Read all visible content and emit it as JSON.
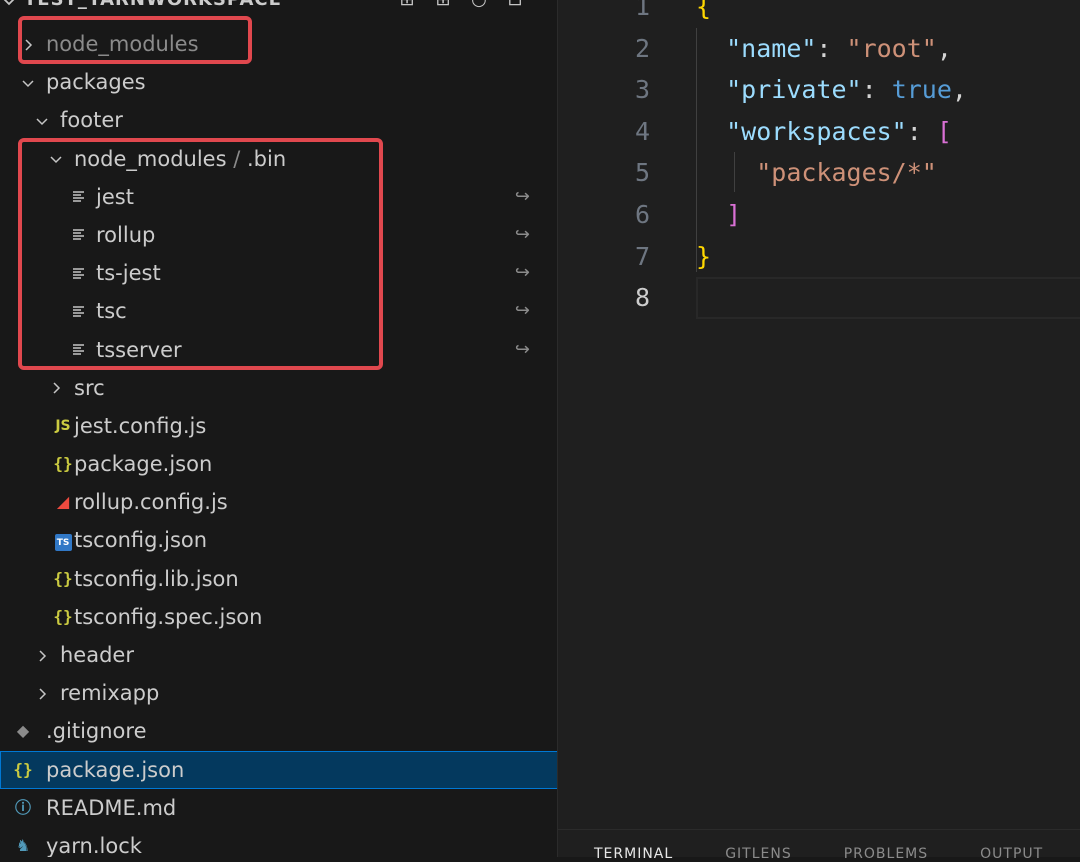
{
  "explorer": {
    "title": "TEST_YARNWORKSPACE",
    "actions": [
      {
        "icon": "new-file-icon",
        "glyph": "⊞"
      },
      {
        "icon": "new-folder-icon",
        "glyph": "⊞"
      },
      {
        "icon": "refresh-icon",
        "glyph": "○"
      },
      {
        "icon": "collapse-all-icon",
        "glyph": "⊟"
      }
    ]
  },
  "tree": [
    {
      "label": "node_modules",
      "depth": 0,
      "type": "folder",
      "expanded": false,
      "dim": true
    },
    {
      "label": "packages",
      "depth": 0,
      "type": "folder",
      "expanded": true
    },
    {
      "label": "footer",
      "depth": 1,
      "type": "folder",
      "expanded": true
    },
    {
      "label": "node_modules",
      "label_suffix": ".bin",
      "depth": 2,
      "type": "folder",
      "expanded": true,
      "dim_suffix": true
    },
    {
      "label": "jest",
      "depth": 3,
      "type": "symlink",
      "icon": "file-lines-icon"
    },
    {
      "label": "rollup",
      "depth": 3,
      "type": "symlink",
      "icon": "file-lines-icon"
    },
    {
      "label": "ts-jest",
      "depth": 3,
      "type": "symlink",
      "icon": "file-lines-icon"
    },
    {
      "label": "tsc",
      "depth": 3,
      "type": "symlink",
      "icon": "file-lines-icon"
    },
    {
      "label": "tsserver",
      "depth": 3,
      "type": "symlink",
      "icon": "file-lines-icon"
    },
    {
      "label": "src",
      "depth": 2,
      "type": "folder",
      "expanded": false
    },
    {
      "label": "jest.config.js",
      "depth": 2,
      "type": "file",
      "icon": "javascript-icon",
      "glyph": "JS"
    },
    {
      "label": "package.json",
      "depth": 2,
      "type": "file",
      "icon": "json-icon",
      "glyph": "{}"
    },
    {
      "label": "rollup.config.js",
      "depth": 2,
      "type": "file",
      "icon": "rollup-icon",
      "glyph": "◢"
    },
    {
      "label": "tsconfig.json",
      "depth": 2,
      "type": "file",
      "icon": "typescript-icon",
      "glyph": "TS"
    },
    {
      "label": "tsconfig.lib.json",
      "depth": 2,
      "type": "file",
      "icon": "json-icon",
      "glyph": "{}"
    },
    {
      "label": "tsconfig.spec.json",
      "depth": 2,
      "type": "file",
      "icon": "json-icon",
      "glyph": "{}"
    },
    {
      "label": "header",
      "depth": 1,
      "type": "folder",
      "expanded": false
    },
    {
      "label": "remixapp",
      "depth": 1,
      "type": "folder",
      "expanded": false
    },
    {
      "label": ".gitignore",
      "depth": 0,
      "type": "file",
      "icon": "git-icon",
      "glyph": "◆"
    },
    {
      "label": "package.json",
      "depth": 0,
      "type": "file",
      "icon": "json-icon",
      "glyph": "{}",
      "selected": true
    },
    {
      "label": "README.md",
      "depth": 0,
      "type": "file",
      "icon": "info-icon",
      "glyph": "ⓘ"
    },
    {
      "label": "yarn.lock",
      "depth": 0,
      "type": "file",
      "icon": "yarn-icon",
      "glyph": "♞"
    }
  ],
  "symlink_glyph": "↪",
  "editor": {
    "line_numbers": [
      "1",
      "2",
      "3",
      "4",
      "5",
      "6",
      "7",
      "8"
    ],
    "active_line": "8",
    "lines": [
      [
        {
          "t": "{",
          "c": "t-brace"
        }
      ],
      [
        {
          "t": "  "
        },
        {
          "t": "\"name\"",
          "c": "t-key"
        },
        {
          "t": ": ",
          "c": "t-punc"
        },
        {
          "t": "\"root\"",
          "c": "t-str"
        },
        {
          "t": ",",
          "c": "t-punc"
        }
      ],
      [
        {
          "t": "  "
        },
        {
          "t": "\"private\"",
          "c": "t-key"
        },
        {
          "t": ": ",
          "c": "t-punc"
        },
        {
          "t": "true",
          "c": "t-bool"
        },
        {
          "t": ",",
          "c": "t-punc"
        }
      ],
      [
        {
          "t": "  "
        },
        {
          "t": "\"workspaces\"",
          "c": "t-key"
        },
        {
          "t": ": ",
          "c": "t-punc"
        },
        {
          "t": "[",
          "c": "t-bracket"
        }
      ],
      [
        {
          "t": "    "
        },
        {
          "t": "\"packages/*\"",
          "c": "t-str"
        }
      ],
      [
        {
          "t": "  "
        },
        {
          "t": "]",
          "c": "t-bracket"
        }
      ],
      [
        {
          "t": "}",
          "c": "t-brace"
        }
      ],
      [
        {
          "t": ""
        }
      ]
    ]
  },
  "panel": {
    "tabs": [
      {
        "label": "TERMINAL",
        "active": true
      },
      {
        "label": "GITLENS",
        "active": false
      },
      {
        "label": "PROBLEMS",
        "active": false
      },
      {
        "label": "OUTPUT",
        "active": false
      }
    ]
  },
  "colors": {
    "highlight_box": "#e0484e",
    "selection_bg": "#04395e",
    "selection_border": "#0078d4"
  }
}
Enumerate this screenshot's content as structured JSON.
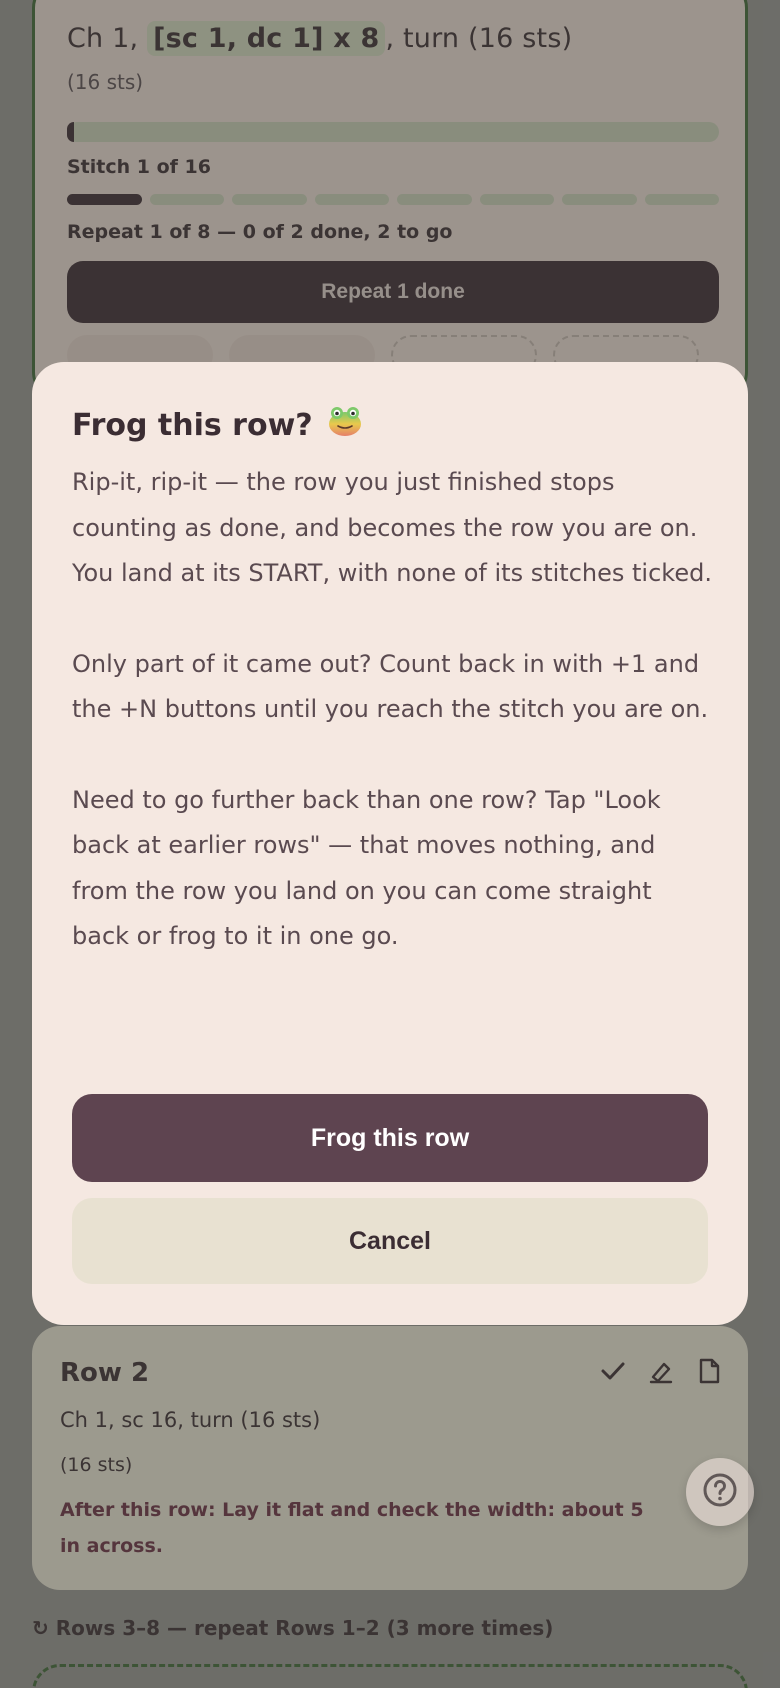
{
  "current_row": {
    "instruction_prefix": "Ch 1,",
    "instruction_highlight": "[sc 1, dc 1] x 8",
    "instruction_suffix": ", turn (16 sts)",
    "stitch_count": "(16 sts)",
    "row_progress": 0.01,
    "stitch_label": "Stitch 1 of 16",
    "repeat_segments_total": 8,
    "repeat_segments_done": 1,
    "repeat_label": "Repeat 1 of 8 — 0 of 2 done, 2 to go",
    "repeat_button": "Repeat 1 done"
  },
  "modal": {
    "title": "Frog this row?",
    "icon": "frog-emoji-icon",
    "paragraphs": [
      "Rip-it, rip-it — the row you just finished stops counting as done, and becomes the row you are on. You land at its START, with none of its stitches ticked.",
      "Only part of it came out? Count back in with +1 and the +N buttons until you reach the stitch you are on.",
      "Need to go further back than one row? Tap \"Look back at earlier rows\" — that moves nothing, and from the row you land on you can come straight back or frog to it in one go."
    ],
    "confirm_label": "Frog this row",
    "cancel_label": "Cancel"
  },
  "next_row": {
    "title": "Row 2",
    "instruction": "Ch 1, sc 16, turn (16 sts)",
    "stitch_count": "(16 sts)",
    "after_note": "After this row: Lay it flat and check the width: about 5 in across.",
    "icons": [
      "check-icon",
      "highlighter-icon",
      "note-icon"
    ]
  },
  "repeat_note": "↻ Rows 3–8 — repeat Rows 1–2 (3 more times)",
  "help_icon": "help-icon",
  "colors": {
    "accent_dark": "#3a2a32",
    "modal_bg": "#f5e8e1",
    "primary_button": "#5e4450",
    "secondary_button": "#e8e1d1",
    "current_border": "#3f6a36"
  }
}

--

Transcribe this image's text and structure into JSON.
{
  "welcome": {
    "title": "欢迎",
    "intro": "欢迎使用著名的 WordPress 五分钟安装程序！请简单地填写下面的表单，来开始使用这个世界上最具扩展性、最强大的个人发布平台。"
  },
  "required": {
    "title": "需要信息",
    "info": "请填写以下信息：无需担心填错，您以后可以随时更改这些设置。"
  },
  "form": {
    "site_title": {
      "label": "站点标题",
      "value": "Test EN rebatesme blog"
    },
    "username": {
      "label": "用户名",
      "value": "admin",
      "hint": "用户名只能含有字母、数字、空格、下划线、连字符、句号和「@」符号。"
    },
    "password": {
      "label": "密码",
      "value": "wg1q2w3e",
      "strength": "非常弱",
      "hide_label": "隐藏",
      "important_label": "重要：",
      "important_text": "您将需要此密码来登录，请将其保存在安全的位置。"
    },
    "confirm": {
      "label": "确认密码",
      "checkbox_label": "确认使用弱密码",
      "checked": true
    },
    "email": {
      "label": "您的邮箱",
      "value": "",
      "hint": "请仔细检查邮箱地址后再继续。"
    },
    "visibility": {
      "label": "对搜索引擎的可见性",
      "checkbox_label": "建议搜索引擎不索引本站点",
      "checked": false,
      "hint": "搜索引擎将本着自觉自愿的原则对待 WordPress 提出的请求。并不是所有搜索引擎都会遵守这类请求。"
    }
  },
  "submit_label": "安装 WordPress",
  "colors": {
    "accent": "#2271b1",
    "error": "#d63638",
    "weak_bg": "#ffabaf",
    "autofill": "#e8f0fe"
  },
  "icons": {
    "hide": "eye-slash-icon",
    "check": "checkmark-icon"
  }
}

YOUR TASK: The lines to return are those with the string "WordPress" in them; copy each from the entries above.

RESULT FOR THIS TASK:
    "intro": "欢迎使用著名的 WordPress 五分钟安装程序！请简单地填写下面的表单，来开始使用这个世界上最具扩展性、最强大的个人发布平台。"
      "hint": "搜索引擎将本着自觉自愿的原则对待 WordPress 提出的请求。并不是所有搜索引擎都会遵守这类请求。"
  "submit_label": "安装 WordPress",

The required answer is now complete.